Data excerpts
╭──

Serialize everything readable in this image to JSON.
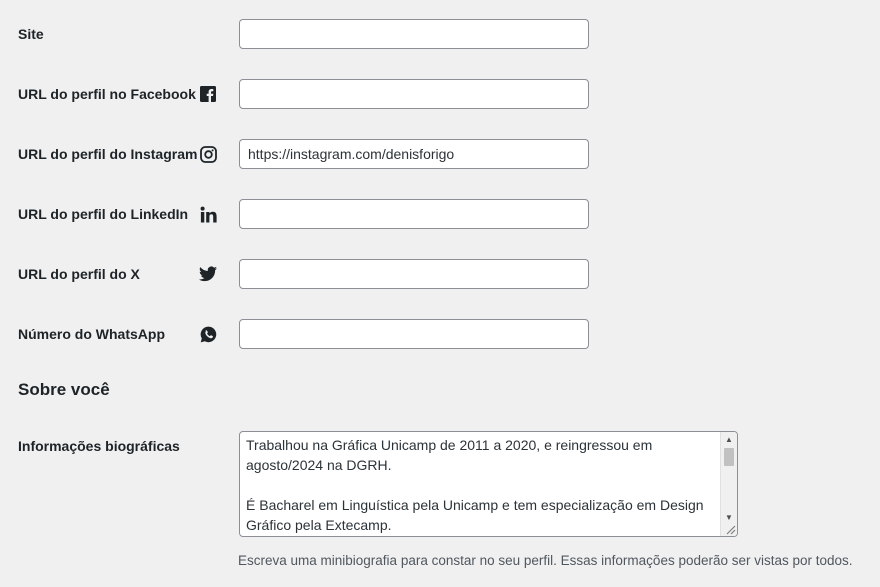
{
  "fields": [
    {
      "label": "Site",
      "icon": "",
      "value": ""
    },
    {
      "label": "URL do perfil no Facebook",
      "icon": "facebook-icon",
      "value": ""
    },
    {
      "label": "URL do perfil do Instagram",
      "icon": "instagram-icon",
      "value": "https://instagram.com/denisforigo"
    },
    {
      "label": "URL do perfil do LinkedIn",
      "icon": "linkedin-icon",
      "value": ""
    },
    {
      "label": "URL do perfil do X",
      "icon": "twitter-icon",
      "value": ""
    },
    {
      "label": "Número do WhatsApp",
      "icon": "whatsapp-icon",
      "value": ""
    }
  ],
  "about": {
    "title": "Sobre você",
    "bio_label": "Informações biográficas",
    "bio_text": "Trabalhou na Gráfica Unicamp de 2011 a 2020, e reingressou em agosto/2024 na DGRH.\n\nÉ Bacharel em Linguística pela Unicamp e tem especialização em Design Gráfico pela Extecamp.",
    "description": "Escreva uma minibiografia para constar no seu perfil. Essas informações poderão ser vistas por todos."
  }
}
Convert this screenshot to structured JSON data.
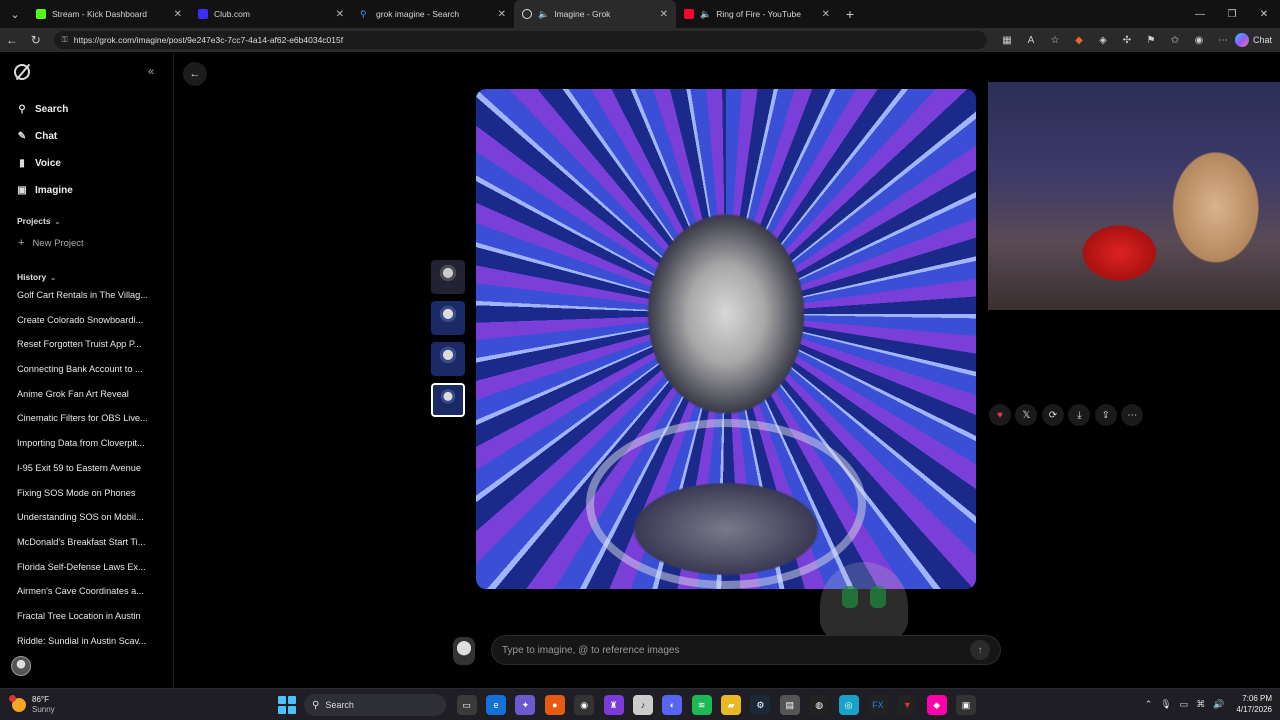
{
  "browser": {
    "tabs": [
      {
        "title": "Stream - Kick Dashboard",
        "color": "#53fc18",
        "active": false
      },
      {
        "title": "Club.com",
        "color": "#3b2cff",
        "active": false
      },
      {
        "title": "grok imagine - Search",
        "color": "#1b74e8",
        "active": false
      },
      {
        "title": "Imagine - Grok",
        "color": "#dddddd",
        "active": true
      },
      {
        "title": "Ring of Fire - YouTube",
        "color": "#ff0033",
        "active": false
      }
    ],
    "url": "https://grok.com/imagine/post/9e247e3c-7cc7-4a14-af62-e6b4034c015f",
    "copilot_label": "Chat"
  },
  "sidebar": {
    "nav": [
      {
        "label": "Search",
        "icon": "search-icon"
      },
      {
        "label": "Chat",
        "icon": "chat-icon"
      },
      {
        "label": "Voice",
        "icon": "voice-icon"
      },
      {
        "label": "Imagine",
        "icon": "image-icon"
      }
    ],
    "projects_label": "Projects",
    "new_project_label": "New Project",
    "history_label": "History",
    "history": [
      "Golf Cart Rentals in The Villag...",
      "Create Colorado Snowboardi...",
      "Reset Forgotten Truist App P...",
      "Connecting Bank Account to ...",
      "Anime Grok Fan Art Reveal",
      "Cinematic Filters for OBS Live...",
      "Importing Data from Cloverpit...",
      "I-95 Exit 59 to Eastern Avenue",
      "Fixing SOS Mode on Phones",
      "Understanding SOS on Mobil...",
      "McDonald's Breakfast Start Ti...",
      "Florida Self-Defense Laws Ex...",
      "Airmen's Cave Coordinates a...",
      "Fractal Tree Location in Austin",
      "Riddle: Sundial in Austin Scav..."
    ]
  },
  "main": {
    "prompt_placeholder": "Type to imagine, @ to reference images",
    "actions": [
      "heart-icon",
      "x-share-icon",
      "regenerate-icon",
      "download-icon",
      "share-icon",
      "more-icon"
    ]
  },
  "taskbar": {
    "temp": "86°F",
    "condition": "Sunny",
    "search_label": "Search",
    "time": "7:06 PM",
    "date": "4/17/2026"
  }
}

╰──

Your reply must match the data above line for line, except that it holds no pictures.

» **Result for this task**:
Serialize everything readable in this image to JSON.
{
  "fields": [
    {
      "label": "Site",
      "icon": "",
      "value": ""
    },
    {
      "label": "URL do perfil no Facebook",
      "icon": "facebook-icon",
      "value": ""
    },
    {
      "label": "URL do perfil do Instagram",
      "icon": "instagram-icon",
      "value": "https://instagram.com/denisforigo"
    },
    {
      "label": "URL do perfil do LinkedIn",
      "icon": "linkedin-icon",
      "value": ""
    },
    {
      "label": "URL do perfil do X",
      "icon": "twitter-icon",
      "value": ""
    },
    {
      "label": "Número do WhatsApp",
      "icon": "whatsapp-icon",
      "value": ""
    }
  ],
  "about": {
    "title": "Sobre você",
    "bio_label": "Informações biográficas",
    "bio_text": "Trabalhou na Gráfica Unicamp de 2011 a 2020, e reingressou em agosto/2024 na DGRH.\n\nÉ Bacharel em Linguística pela Unicamp e tem especialização em Design Gráfico pela Extecamp.",
    "description": "Escreva uma minibiografia para constar no seu perfil. Essas informações poderão ser vistas por todos."
  }
}
Convert this screenshot to structured JSON data.
{
  "browser": {
    "tabs": [
      {
        "title": "Stream - Kick Dashboard",
        "color": "#53fc18",
        "active": false
      },
      {
        "title": "Club.com",
        "color": "#3b2cff",
        "active": false
      },
      {
        "title": "grok imagine - Search",
        "color": "#1b74e8",
        "active": false
      },
      {
        "title": "Imagine - Grok",
        "color": "#dddddd",
        "active": true
      },
      {
        "title": "Ring of Fire - YouTube",
        "color": "#ff0033",
        "active": false
      }
    ],
    "url": "https://grok.com/imagine/post/9e247e3c-7cc7-4a14-af62-e6b4034c015f",
    "copilot_label": "Chat"
  },
  "sidebar": {
    "nav": [
      {
        "label": "Search",
        "icon": "search-icon"
      },
      {
        "label": "Chat",
        "icon": "chat-icon"
      },
      {
        "label": "Voice",
        "icon": "voice-icon"
      },
      {
        "label": "Imagine",
        "icon": "image-icon"
      }
    ],
    "projects_label": "Projects",
    "new_project_label": "New Project",
    "history_label": "History",
    "history": [
      "Golf Cart Rentals in The Villag...",
      "Create Colorado Snowboardi...",
      "Reset Forgotten Truist App P...",
      "Connecting Bank Account to ...",
      "Anime Grok Fan Art Reveal",
      "Cinematic Filters for OBS Live...",
      "Importing Data from Cloverpit...",
      "I-95 Exit 59 to Eastern Avenue",
      "Fixing SOS Mode on Phones",
      "Understanding SOS on Mobil...",
      "McDonald's Breakfast Start Ti...",
      "Florida Self-Defense Laws Ex...",
      "Airmen's Cave Coordinates a...",
      "Fractal Tree Location in Austin",
      "Riddle: Sundial in Austin Scav..."
    ]
  },
  "main": {
    "prompt_placeholder": "Type to imagine, @ to reference images",
    "actions": [
      "heart-icon",
      "x-share-icon",
      "regenerate-icon",
      "download-icon",
      "share-icon",
      "more-icon"
    ]
  },
  "taskbar": {
    "temp": "86°F",
    "condition": "Sunny",
    "search_label": "Search",
    "time": "7:06 PM",
    "date": "4/17/2026"
  }
}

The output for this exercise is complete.